* **What is required**
Look down the entries below and report how many lines hold the string "JSON"; write nothing else.

* **Working data**

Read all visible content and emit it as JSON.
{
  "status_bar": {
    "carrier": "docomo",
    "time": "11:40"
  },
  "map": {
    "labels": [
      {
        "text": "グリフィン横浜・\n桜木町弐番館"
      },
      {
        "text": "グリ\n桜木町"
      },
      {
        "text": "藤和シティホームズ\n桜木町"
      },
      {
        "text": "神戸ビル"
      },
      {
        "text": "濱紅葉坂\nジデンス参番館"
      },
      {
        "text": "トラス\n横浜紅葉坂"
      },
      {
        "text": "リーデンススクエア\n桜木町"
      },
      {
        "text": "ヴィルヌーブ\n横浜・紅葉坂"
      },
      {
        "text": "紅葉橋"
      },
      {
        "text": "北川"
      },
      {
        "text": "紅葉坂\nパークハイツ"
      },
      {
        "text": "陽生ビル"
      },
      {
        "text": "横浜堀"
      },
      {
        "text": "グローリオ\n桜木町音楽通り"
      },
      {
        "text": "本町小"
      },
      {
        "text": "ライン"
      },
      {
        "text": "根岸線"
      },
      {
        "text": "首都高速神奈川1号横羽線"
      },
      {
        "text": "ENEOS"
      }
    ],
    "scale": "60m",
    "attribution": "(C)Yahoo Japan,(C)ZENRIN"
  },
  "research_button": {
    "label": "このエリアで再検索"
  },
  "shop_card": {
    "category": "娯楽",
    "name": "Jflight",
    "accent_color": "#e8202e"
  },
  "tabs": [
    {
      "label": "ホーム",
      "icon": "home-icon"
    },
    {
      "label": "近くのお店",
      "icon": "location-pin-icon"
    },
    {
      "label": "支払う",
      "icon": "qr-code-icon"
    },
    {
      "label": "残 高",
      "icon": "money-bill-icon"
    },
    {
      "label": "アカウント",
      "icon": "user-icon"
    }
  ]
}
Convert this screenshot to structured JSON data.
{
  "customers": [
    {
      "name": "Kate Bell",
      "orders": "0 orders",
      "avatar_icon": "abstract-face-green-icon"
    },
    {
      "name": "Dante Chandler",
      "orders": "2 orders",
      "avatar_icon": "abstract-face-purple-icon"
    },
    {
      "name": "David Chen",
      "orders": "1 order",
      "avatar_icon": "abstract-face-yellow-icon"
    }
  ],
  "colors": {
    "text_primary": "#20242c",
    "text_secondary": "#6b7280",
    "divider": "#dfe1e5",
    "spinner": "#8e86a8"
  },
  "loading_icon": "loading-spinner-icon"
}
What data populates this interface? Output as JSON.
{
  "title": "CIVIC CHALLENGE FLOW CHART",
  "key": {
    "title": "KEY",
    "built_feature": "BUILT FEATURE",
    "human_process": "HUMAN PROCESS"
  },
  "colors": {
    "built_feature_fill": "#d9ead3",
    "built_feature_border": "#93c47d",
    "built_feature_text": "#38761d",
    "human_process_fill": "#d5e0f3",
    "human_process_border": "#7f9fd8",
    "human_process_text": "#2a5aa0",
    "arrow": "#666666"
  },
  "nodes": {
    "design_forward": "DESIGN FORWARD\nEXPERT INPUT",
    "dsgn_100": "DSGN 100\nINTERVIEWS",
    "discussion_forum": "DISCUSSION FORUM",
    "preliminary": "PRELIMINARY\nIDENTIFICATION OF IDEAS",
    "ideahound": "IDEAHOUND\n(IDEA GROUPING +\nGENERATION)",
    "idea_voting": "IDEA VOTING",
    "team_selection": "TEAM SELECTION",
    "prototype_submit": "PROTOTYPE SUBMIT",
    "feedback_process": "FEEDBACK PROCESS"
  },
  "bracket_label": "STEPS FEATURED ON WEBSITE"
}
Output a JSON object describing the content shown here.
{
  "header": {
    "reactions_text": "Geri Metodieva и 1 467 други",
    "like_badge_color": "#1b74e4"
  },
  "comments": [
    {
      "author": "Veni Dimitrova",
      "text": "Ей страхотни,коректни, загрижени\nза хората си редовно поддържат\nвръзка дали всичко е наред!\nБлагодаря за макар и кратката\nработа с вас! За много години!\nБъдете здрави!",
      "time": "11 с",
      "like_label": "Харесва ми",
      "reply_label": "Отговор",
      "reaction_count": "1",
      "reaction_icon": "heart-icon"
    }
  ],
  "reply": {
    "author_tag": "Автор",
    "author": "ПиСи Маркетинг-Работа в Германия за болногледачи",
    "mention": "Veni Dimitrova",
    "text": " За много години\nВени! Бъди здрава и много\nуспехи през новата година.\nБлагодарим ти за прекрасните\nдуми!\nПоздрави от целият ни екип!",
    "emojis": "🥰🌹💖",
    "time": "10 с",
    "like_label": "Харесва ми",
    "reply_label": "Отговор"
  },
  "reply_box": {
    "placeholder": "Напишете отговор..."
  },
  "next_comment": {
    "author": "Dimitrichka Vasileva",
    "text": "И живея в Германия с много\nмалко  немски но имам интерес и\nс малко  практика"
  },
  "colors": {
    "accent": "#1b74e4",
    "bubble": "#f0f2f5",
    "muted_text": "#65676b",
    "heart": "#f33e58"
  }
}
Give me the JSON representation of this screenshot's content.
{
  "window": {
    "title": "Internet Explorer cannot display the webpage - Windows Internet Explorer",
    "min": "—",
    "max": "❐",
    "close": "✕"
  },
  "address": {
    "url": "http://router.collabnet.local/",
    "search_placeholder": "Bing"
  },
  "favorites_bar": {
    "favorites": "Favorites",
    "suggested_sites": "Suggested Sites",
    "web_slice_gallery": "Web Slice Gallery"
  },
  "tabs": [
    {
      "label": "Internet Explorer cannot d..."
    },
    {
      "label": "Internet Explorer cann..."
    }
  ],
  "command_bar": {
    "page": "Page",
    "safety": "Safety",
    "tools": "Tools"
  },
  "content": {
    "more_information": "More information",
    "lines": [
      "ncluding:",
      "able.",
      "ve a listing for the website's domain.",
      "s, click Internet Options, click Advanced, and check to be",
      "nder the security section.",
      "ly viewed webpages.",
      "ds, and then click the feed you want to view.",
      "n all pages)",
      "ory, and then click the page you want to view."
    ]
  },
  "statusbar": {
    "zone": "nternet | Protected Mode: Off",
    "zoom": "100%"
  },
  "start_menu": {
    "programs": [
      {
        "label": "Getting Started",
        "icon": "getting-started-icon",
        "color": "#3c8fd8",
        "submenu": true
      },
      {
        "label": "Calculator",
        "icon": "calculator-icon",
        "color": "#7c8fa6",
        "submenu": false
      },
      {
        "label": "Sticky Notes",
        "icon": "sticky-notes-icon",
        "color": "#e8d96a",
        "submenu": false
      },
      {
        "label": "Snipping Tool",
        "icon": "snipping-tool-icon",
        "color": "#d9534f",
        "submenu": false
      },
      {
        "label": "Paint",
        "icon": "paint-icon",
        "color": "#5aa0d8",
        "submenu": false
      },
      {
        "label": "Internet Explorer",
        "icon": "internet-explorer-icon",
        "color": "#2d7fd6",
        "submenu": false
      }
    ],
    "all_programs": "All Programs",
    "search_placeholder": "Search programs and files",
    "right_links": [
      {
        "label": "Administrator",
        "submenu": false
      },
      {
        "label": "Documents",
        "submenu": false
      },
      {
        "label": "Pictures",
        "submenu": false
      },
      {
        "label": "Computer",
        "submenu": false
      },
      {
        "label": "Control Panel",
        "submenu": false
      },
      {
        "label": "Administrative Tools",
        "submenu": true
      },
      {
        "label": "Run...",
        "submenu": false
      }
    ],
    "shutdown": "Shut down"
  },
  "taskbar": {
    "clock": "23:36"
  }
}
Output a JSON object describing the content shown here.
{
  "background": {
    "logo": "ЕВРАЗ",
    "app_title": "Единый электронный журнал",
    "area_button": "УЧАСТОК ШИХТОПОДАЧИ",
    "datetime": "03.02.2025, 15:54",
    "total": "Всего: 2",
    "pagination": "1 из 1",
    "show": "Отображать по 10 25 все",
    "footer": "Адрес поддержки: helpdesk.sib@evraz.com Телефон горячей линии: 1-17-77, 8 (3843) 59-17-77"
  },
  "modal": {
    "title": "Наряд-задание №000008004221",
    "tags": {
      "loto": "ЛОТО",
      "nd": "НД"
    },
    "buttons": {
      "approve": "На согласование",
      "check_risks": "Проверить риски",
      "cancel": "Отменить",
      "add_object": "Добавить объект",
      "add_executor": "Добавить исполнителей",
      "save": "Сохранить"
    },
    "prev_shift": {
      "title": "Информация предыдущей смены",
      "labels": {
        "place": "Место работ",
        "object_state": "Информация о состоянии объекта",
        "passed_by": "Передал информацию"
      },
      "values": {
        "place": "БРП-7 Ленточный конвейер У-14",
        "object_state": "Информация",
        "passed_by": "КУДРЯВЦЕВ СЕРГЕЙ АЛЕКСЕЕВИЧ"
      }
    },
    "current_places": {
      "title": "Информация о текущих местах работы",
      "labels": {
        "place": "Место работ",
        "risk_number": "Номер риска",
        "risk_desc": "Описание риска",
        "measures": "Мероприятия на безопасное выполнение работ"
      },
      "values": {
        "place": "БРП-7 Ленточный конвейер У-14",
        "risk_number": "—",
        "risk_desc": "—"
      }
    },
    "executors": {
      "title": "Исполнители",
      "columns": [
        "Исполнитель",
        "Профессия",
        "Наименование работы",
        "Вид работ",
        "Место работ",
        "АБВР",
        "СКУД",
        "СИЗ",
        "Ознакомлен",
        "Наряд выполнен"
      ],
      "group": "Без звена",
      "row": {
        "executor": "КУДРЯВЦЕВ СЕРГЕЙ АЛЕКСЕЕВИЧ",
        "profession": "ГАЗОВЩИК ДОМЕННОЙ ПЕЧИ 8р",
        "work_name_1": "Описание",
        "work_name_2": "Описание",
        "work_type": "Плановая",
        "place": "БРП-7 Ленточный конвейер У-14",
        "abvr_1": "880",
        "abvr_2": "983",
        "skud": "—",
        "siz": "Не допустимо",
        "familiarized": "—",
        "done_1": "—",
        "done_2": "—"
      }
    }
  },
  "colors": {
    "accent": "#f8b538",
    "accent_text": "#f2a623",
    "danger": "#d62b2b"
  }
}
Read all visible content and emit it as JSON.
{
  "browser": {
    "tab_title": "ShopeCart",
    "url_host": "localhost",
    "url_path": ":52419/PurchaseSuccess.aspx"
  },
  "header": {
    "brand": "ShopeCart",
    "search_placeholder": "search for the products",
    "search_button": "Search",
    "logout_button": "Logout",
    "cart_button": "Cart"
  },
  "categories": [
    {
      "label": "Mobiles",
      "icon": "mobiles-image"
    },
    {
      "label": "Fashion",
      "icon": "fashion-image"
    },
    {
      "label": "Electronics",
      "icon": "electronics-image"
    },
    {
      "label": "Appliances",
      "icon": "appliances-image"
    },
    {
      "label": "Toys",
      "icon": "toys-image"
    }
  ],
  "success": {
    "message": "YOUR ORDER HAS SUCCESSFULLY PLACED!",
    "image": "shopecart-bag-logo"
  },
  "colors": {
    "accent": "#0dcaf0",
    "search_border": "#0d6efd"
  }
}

* **Solution for this task**
7